The "IC" (Integrated Circuit but often called a "chip") you have been told to be the problem, is a generic diagnosis. There are dozens (or more) of IC's in modern electronic appliances - including your monitor. ICs are what has allowed electronics to become miniaturized as they combine the functions of one or more circuits that may have needed large, bulky, heat producing vacuum tubes to something before that now is the size of a pin head. They look like these:
Drawing of the inside of an I.C. Actual I.C.
ICs come in all sorts of sizes and perform all sorts of different functions.

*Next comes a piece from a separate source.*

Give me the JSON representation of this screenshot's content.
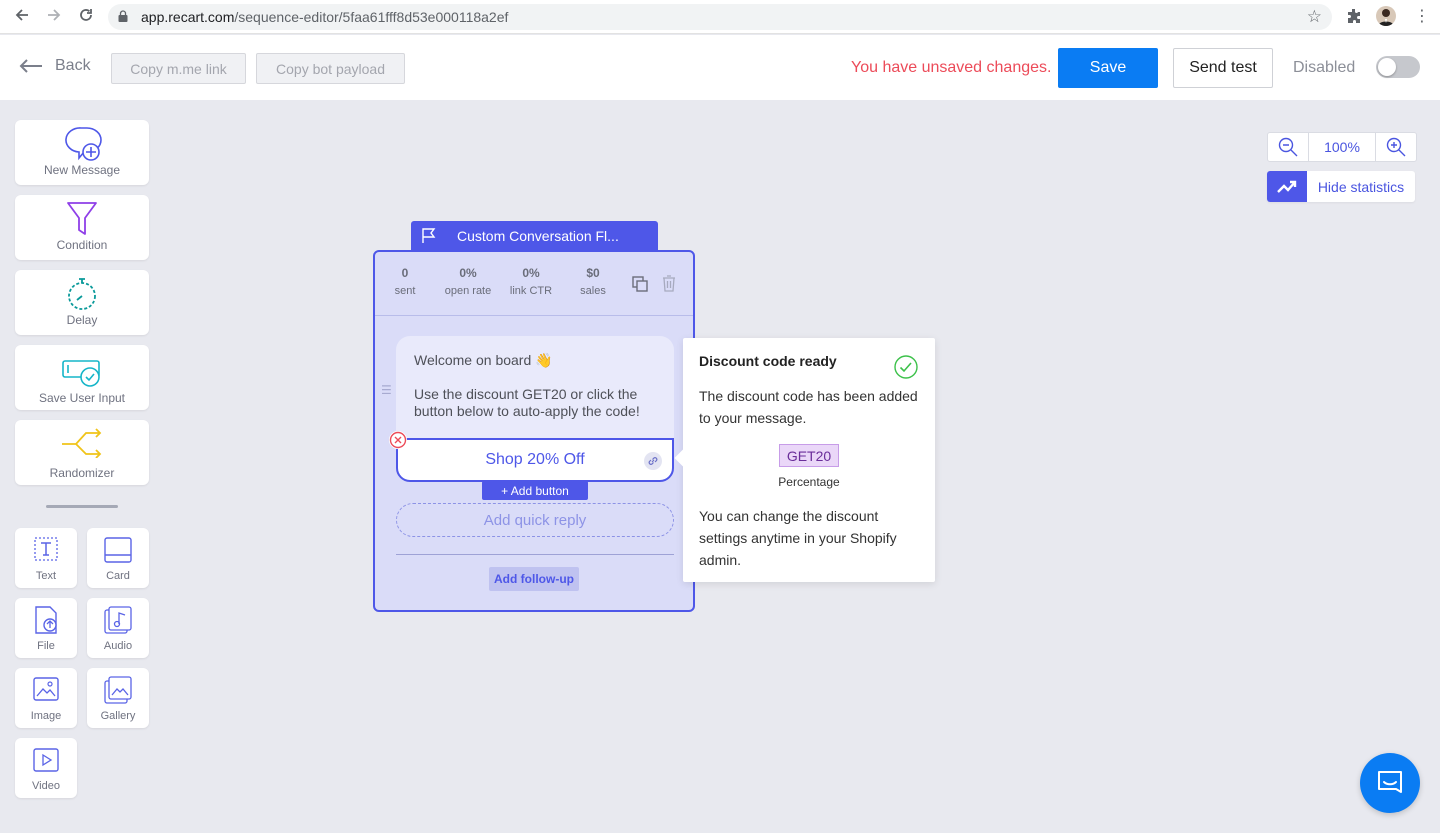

Some are very common and cost significantly less than a dollar, while others are very specialized and cost hundreds or of dollars or more.
Since the power indicator of the monitor is lit, some or all of the power supply circuits are OK. Unfortunately, there are a great deal more circuits inside the monitor - one or more of which have failed.
Your repairer may have not even bothered to diagnose which IC had failed as the prices of monitors have been falling for so long, many people simply replace them with new, thin screen devices instead. If you wish to attempt the repair yourself, you should ask the repairer *which*
IC has failed and then obtain it yourself to for replacement. Without the required knowledge and test equipment, knowing which IC to replace will be impossible to determine.
This is only an overview of the problem your monitor has. You will probably find that repairing the monitor is too time consuming and / or parts and other information about it are too costly or difficult to locate - or both. Good luck to you.